• **What you have to do**:
Repeat each record word for word.

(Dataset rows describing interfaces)
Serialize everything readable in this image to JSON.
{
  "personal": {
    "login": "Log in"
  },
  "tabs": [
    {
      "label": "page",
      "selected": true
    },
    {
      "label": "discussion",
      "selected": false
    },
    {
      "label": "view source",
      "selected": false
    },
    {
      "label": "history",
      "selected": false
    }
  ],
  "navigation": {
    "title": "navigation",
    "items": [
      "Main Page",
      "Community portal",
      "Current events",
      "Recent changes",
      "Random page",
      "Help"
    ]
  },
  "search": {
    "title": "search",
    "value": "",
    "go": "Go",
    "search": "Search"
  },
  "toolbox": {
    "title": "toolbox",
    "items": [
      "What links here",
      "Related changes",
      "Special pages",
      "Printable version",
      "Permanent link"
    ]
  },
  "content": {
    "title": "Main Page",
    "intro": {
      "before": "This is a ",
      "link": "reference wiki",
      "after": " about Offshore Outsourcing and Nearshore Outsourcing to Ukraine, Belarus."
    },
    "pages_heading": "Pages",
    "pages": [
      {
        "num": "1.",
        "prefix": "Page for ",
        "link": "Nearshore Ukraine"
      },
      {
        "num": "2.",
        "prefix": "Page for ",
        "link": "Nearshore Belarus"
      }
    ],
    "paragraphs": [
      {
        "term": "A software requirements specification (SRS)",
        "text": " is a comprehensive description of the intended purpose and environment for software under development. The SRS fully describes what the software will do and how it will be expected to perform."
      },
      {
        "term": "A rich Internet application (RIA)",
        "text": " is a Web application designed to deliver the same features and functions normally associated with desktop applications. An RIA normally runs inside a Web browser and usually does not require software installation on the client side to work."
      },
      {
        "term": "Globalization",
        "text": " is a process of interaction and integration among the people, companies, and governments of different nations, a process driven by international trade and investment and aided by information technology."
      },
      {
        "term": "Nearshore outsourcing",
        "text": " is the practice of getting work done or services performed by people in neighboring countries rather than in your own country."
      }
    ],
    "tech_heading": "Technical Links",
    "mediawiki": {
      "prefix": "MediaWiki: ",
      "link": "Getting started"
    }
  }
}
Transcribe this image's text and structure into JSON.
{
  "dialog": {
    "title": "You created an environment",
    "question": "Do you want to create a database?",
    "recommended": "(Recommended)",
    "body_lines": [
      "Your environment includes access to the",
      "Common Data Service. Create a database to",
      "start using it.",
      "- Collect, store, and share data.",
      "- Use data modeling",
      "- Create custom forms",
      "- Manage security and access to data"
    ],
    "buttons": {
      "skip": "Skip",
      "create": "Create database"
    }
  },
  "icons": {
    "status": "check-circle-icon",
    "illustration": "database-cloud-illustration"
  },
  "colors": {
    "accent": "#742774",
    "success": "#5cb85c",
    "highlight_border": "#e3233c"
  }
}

• **Output of the exercise**:
Serialize everything readable in this image to JSON.
{
  "personal": {
    "login": "Log in"
  },
  "tabs": [
    {
      "label": "page",
      "selected": true
    },
    {
      "label": "discussion",
      "selected": false
    },
    {
      "label": "view source",
      "selected": false
    },
    {
      "label": "history",
      "selected": false
    }
  ],
  "navigation": {
    "title": "navigation",
    "items": [
      "Main Page",
      "Community portal",
      "Current events",
      "Recent changes",
      "Random page",
      "Help"
    ]
  },
  "search": {
    "title": "search",
    "value": "",
    "go": "Go",
    "search": "Search"
  },
  "toolbox": {
    "title": "toolbox",
    "items": [
      "What links here",
      "Related changes",
      "Special pages",
      "Printable version",
      "Permanent link"
    ]
  },
  "content": {
    "title": "Main Page",
    "intro": {
      "before": "This is a ",
      "link": "reference wiki",
      "after": " about Offshore Outsourcing and Nearshore Outsourcing to Ukraine, Belarus."
    },
    "pages_heading": "Pages",
    "pages": [
      {
        "num": "1.",
        "prefix": "Page for ",
        "link": "Nearshore Ukraine"
      },
      {
        "num": "2.",
        "prefix": "Page for ",
        "link": "Nearshore Belarus"
      }
    ],
    "paragraphs": [
      {
        "term": "A software requirements specification (SRS)",
        "text": " is a comprehensive description of the intended purpose and environment for software under development. The SRS fully describes what the software will do and how it will be expected to perform."
      },
      {
        "term": "A rich Internet application (RIA)",
        "text": " is a Web application designed to deliver the same features and functions normally associated with desktop applications. An RIA normally runs inside a Web browser and usually does not require software installation on the client side to work."
      },
      {
        "term": "Globalization",
        "text": " is a process of interaction and integration among the people, companies, and governments of different nations, a process driven by international trade and investment and aided by information technology."
      },
      {
        "term": "Nearshore outsourcing",
        "text": " is the practice of getting work done or services performed by people in neighboring countries rather than in your own country."
      }
    ],
    "tech_heading": "Technical Links",
    "mediawiki": {
      "prefix": "MediaWiki: ",
      "link": "Getting started"
    }
  }
}
Transcribe this image's text and structure into JSON.
{
  "dialog": {
    "title": "You created an environment",
    "question": "Do you want to create a database?",
    "recommended": "(Recommended)",
    "body_lines": [
      "Your environment includes access to the",
      "Common Data Service. Create a database to",
      "start using it.",
      "- Collect, store, and share data.",
      "- Use data modeling",
      "- Create custom forms",
      "- Manage security and access to data"
    ],
    "buttons": {
      "skip": "Skip",
      "create": "Create database"
    }
  },
  "icons": {
    "status": "check-circle-icon",
    "illustration": "database-cloud-illustration"
  },
  "colors": {
    "accent": "#742774",
    "success": "#5cb85c",
    "highlight_border": "#e3233c"
  }
}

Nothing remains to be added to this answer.